It favours riverbed shingle and rocks, stony banks and mud around large lakes, but sometimes visits nearby grassy flats and also occurs infrequently on coastal beaches and estuaries. It is thought to be largely sedentary, but undergoes local movements forced by rising water levels (del Hoyo et al.1996).


Nest predation by dogs, disturbance by fishermen and domestic animals, and opportunistic harvesting has caused chronically low breeding success of riverine nesting birds throughout South-East Asia (Goes in press). In Nepal the species is seriously threatened by disturbance and the degradation and loss of its riverine habitat. The multitude of hydroelectric dam projects completed, underway and planned on large rivers in its range, which threaten to alter flow regimes and inundate nesting habitat downstream, is now perhaps the most significant threat across much of the range. On the Sesan and Sekong rivers in Cambodia, the species has nearly disappeared (A. Claassen in litt. 2013). This recent precipitous decline on the Sesan is probably due to upstream Vietnamese dams (sudden water level rises inundating nests), and imminent extinction there seems unavoidable, and with further dams planned the fate of the small Sekong population does not seem more promising, even if appropriate conservation actions are implemented (Goes in press). Planned hydro-power dams on the main Mekong channel in southern Laos, at Stung Treng and Sambor (Kratie) would lead to major alteration of flood regimes and river ecology if built, and could arguably lead to regional extinction in the medium term (Goes in press).

Conservation actions

Conservation and research actions in place
No targeted conservation actions are known for this species, although some of its habitat is protected.

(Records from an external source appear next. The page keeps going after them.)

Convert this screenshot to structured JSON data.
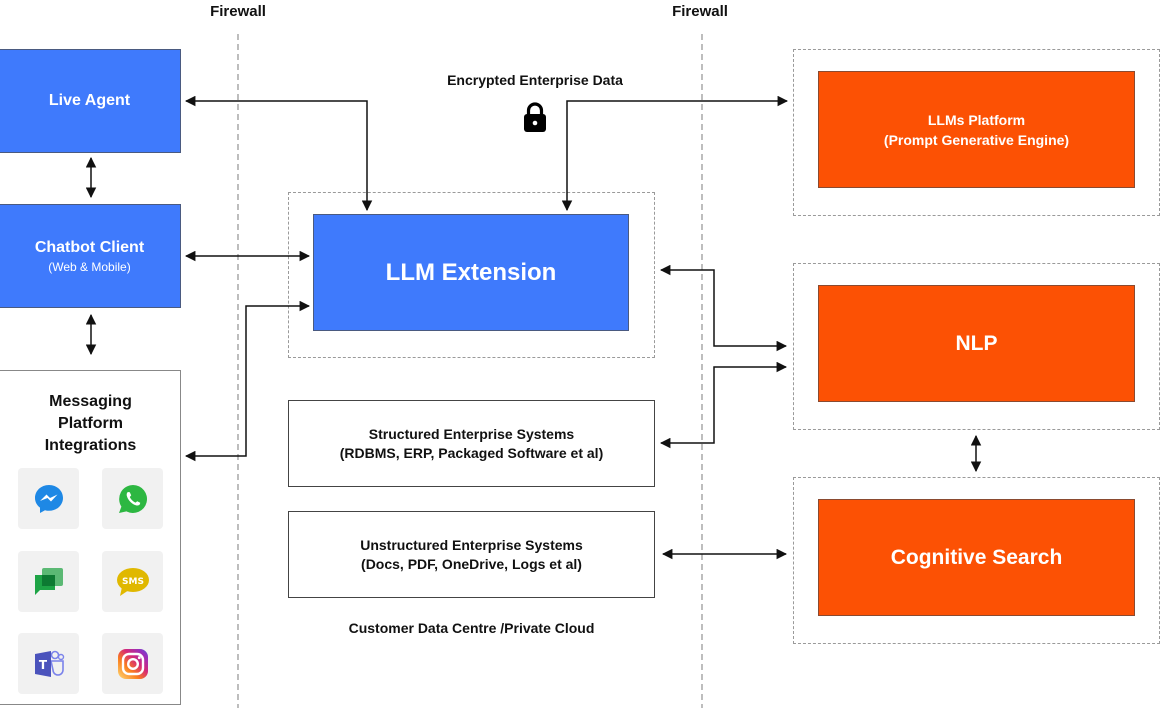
{
  "firewalls": [
    {
      "label": "Firewall"
    },
    {
      "label": "Firewall"
    }
  ],
  "left_column": {
    "live_agent": {
      "title": "Live Agent"
    },
    "chatbot_client": {
      "title": "Chatbot Client",
      "subtitle": "(Web & Mobile)"
    },
    "messaging": {
      "title_lines": [
        "Messaging",
        "Platform",
        "Integrations"
      ],
      "channels": [
        {
          "name": "Messenger",
          "icon": "messenger-icon",
          "color": "#1e88e5"
        },
        {
          "name": "WhatsApp",
          "icon": "whatsapp-icon",
          "color": "#2db742"
        },
        {
          "name": "Google Chat",
          "icon": "google-chat-icon",
          "color": "#1ea446"
        },
        {
          "name": "SMS",
          "icon": "sms-icon",
          "color": "#e0b800",
          "badge_text": "SMS"
        },
        {
          "name": "Microsoft Teams",
          "icon": "teams-icon",
          "color": "#4b53bc",
          "badge_text": "T"
        },
        {
          "name": "Instagram",
          "icon": "instagram-icon",
          "color": "#d62976"
        }
      ]
    }
  },
  "center": {
    "encrypted_label": "Encrypted Enterprise Data",
    "lock_icon": "lock-icon",
    "llm_extension": {
      "title": "LLM Extension"
    },
    "structured": {
      "title": "Structured Enterprise Systems",
      "subtitle": "(RDBMS, ERP, Packaged Software et al)"
    },
    "unstructured": {
      "title": "Unstructured Enterprise Systems",
      "subtitle": "(Docs, PDF, OneDrive, Logs et al)"
    },
    "zone_label": "Customer Data Centre /Private Cloud"
  },
  "right_column": {
    "llms_platform": {
      "title": "LLMs Platform",
      "subtitle": "(Prompt Generative Engine)"
    },
    "nlp": {
      "title": "NLP"
    },
    "cognitive_search": {
      "title": "Cognitive Search"
    }
  },
  "colors": {
    "blue": "#3f7afc",
    "orange": "#fc5104",
    "connector": "#111111",
    "dashed_border": "#9a9a9a"
  },
  "connections": [
    {
      "from": "LLM Extension",
      "to": "Live Agent",
      "direction": "bidirectional"
    },
    {
      "from": "Live Agent",
      "to": "Chatbot Client",
      "direction": "bidirectional"
    },
    {
      "from": "Chatbot Client",
      "to": "Messaging Platform Integrations",
      "direction": "bidirectional"
    },
    {
      "from": "Chatbot Client",
      "to": "LLM Extension",
      "direction": "bidirectional"
    },
    {
      "from": "Messaging Platform Integrations",
      "to": "LLM Extension",
      "direction": "bidirectional"
    },
    {
      "from": "LLM Extension",
      "to": "LLMs Platform",
      "direction": "bidirectional",
      "label": "Encrypted Enterprise Data"
    },
    {
      "from": "LLM Extension",
      "to": "NLP",
      "direction": "bidirectional"
    },
    {
      "from": "Structured Enterprise Systems",
      "to": "NLP",
      "direction": "bidirectional"
    },
    {
      "from": "NLP",
      "to": "Cognitive Search",
      "direction": "bidirectional"
    },
    {
      "from": "Unstructured Enterprise Systems",
      "to": "Cognitive Search",
      "direction": "bidirectional"
    }
  ]
}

Conservation and research actions proposed
There is urgent need for nest-protection programmes and monitoring of human activities during the dry season. Carry out regular surveys to monitor population trends throughout its range. Quantify the severity and impact of threats across its range. Carry out awareness-raising activities to alleviate human pressures on riverine ecosystems, and lobby against high-impact dam projects. Increase the area of suitable habitat that receives effective protection. Ensure that the species receives national protection, and where this is already in place, ensure that it is enforced (J. W. Duckworth in litt. 2016).

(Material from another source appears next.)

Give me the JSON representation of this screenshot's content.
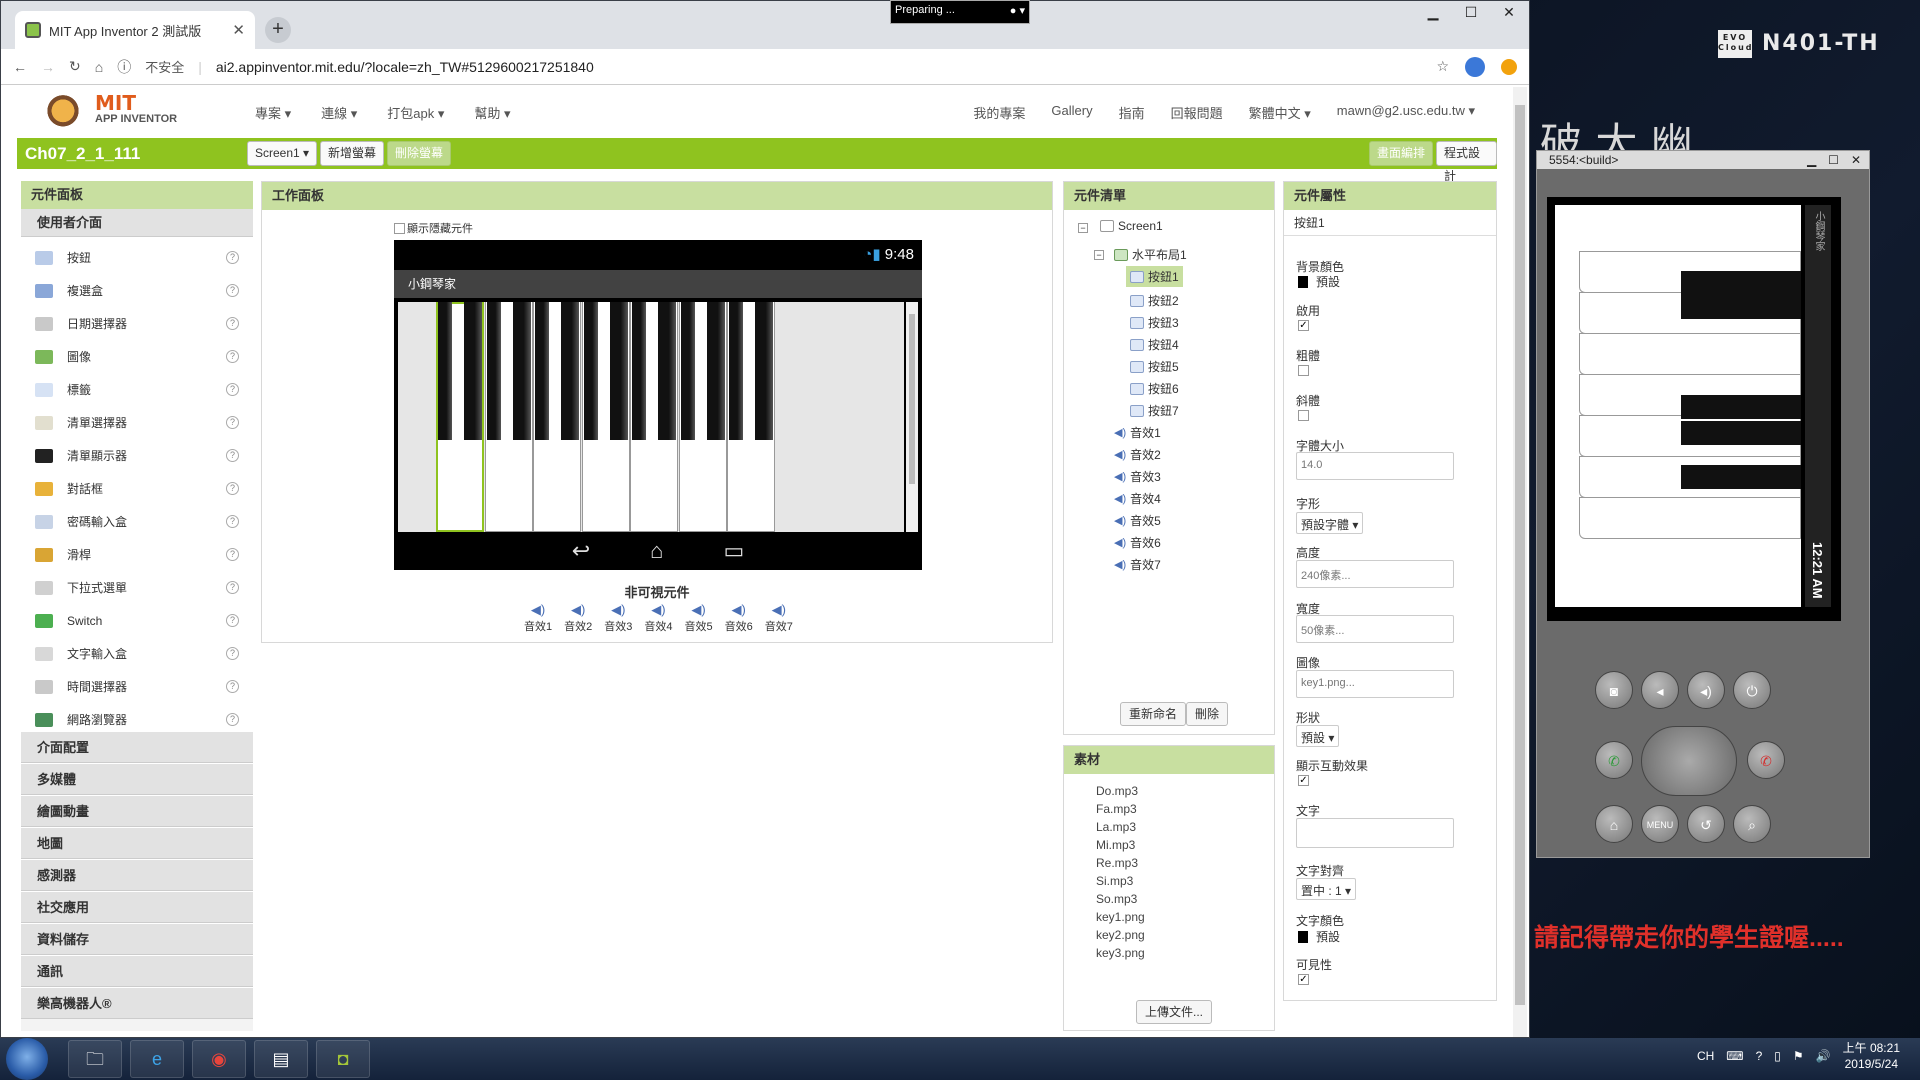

Text account compilers
Westrip, J., Ekstrom, J., Butchart, S., Symes, A.

Duckworth, J.W., Porter, R., Claassen, A., Robson, C., Inskipp, C., Srinivasan, S., Baral, H., Timmins, R.J., Goes, F., Jayadevan, P., Krishnan, A., Thompson, P.

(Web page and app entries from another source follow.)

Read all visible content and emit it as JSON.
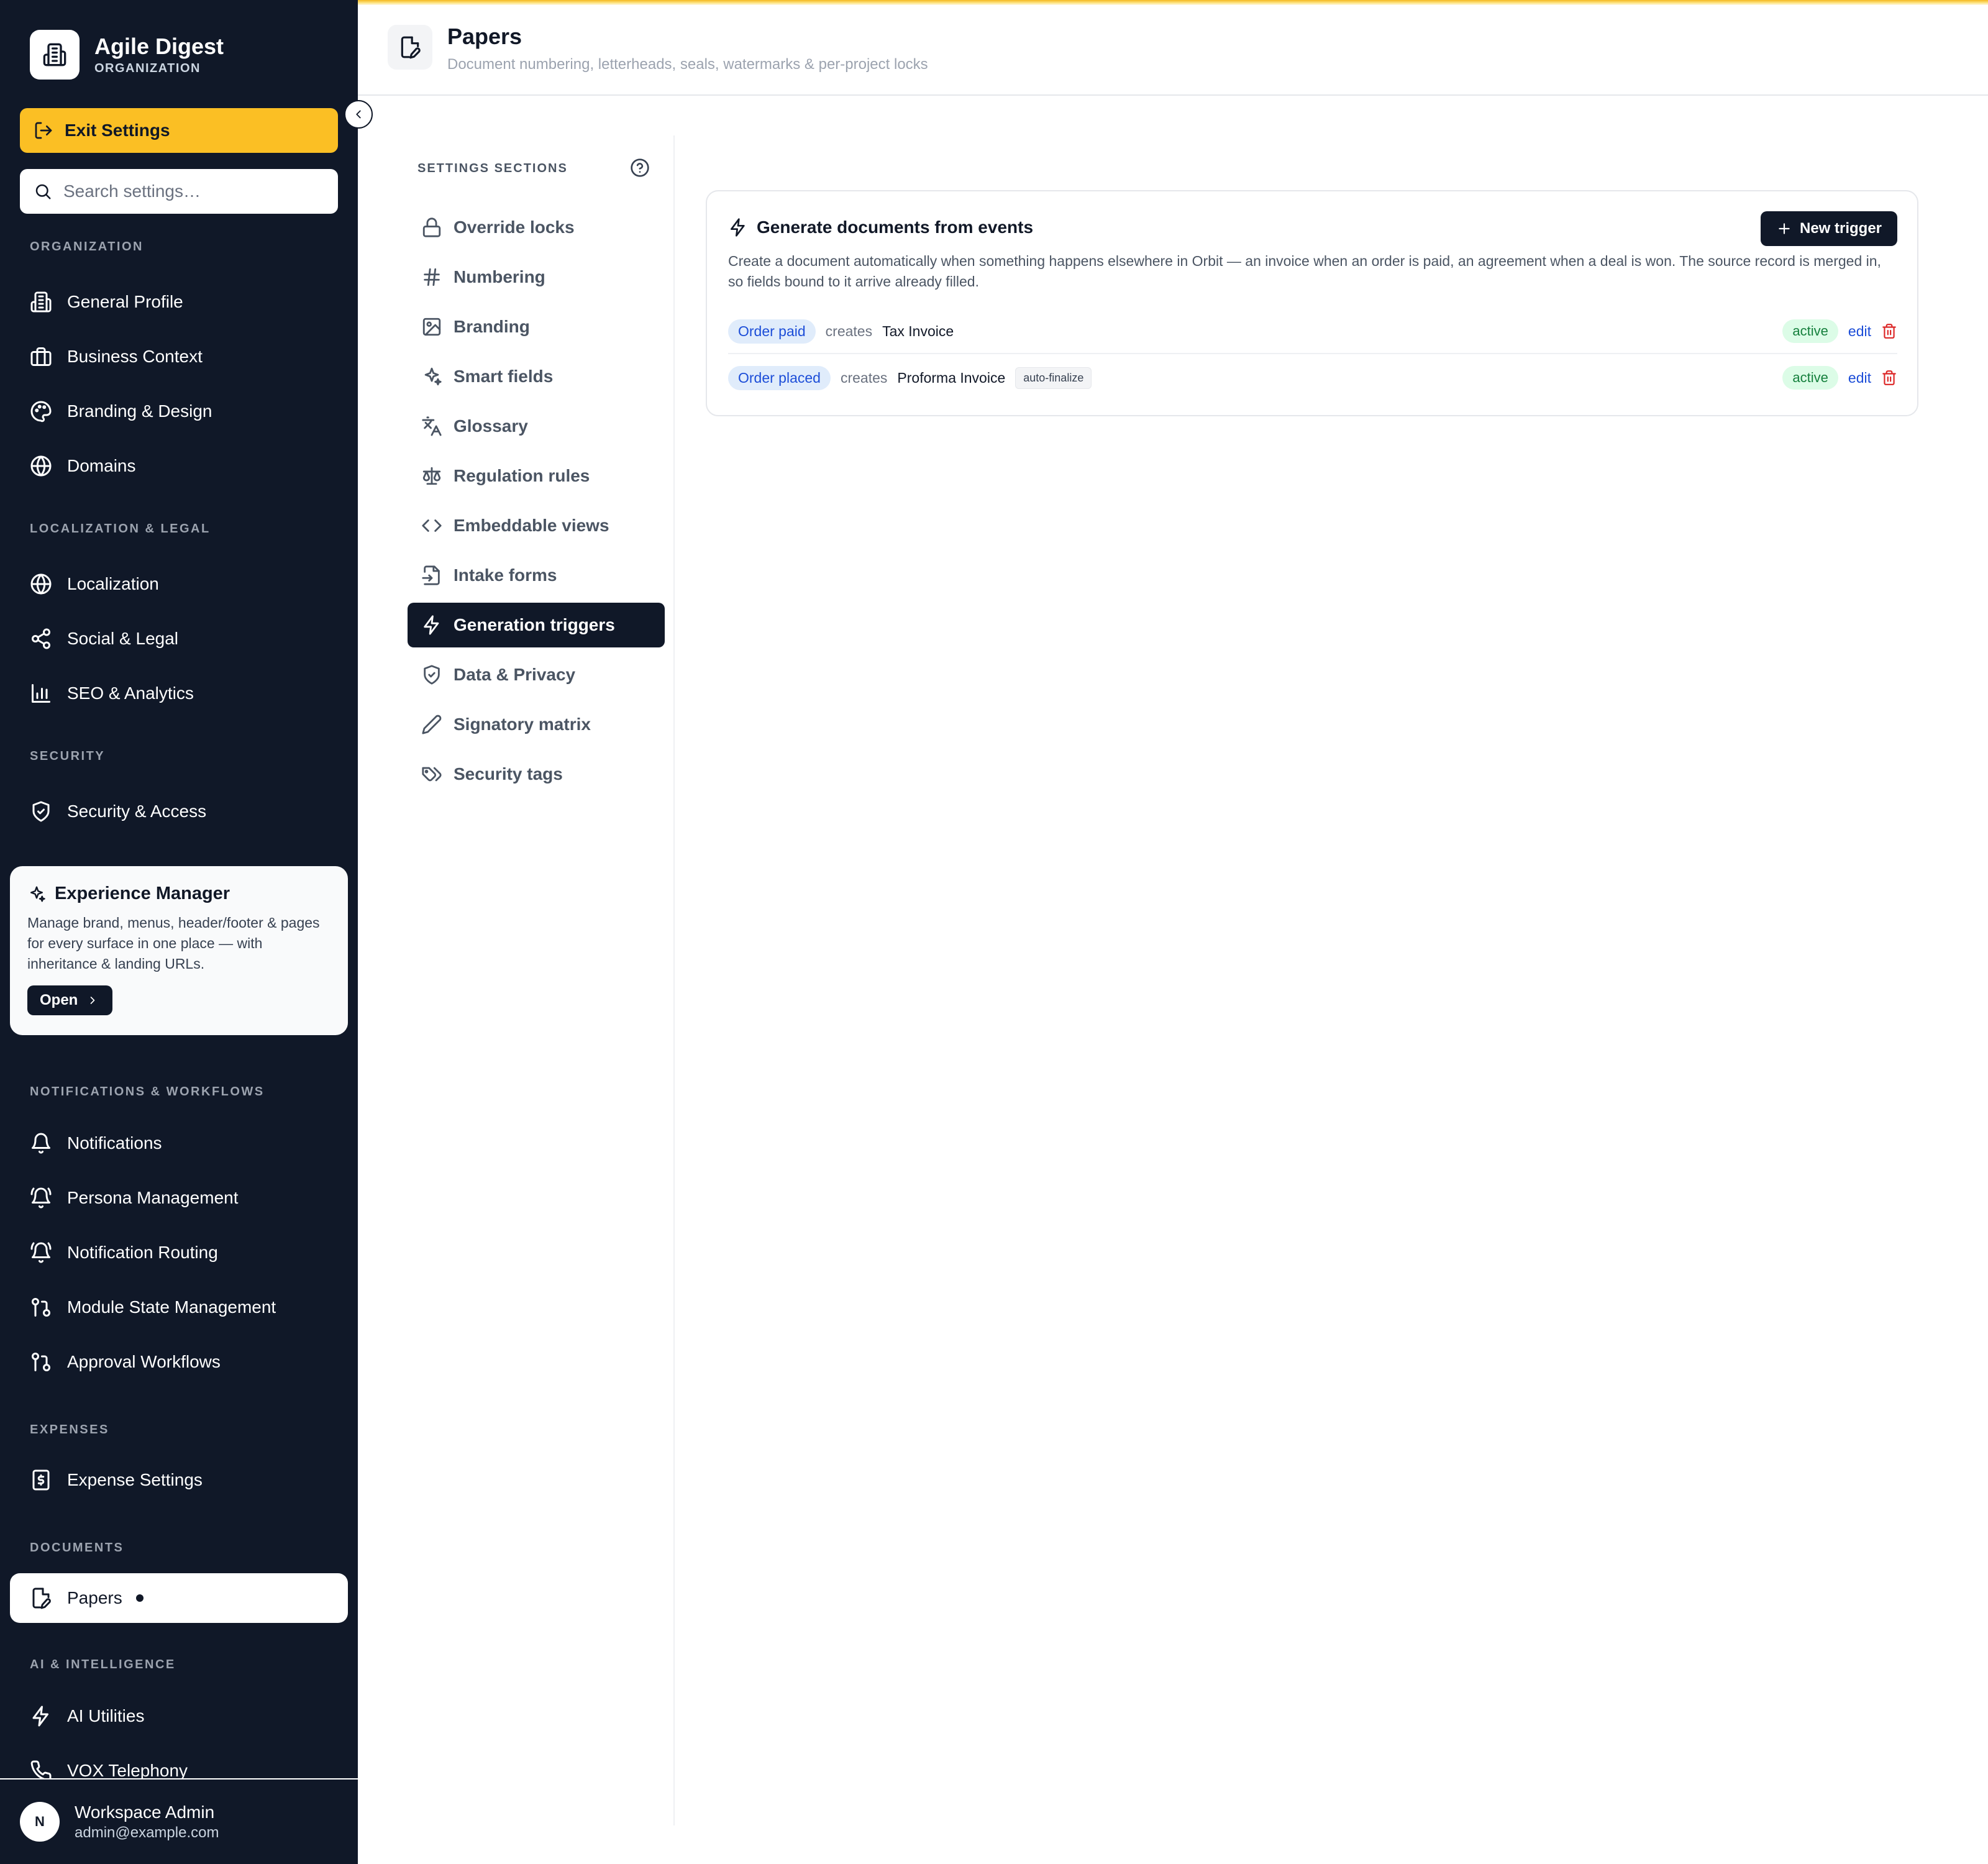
{
  "org": {
    "name": "Agile Digest",
    "type": "ORGANIZATION"
  },
  "sidebar": {
    "exit_label": "Exit Settings",
    "search_placeholder": "Search settings…",
    "sections": {
      "organization": "ORGANIZATION",
      "localization": "LOCALIZATION & LEGAL",
      "security": "SECURITY",
      "notifications": "NOTIFICATIONS & WORKFLOWS",
      "expenses": "EXPENSES",
      "documents": "DOCUMENTS",
      "ai": "AI & INTELLIGENCE"
    },
    "items": {
      "general_profile": "General Profile",
      "business_context": "Business Context",
      "branding_design": "Branding & Design",
      "domains": "Domains",
      "localization": "Localization",
      "social_legal": "Social & Legal",
      "seo_analytics": "SEO & Analytics",
      "security_access": "Security & Access",
      "notifications": "Notifications",
      "persona_management": "Persona Management",
      "notification_routing": "Notification Routing",
      "module_state": "Module State Management",
      "approval_workflows": "Approval Workflows",
      "expense_settings": "Expense Settings",
      "papers": "Papers",
      "ai_utilities": "AI Utilities",
      "vox_telephony": "VOX Telephony"
    },
    "experience_manager": {
      "title": "Experience Manager",
      "description": "Manage brand, menus, header/footer & pages for every surface in one place — with inheritance & landing URLs.",
      "open_label": "Open"
    },
    "user": {
      "initial": "N",
      "name": "Workspace Admin",
      "email": "admin@example.com"
    }
  },
  "header": {
    "title": "Papers",
    "subtitle": "Document numbering, letterheads, seals, watermarks & per-project locks"
  },
  "settings_sections": {
    "label": "SETTINGS SECTIONS",
    "items": [
      "Override locks",
      "Numbering",
      "Branding",
      "Smart fields",
      "Glossary",
      "Regulation rules",
      "Embeddable views",
      "Intake forms",
      "Generation triggers",
      "Data & Privacy",
      "Signatory matrix",
      "Security tags"
    ],
    "active": "Generation triggers"
  },
  "triggers_card": {
    "title": "Generate documents from events",
    "new_label": "New trigger",
    "description": "Create a document automatically when something happens elsewhere in Orbit — an invoice when an order is paid, an agreement when a deal is won. The source record is merged in, so fields bound to it arrive already filled.",
    "rows": [
      {
        "event": "Order paid",
        "verb": "creates",
        "document": "Tax Invoice",
        "flag": "",
        "status": "active",
        "edit_label": "edit"
      },
      {
        "event": "Order placed",
        "verb": "creates",
        "document": "Proforma Invoice",
        "flag": "auto-finalize",
        "status": "active",
        "edit_label": "edit"
      }
    ]
  },
  "colors": {
    "sidebar_bg": "#101828",
    "accent_yellow": "#fbbf24",
    "event_chip": "#e0ecfb",
    "status_active": "#dcfce7",
    "danger": "#dc2626"
  }
}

Recommended citation
BirdLife International (2022) Species factsheet: Esacus recurvirostris. Downloaded from http://www.birdlife.org on 29/11/2022. Recommended citation for factsheets for more than one species: BirdLife International (2022) IUCN Red List for birds. Downloaded from http://www.birdlife.org on 29/11/2022.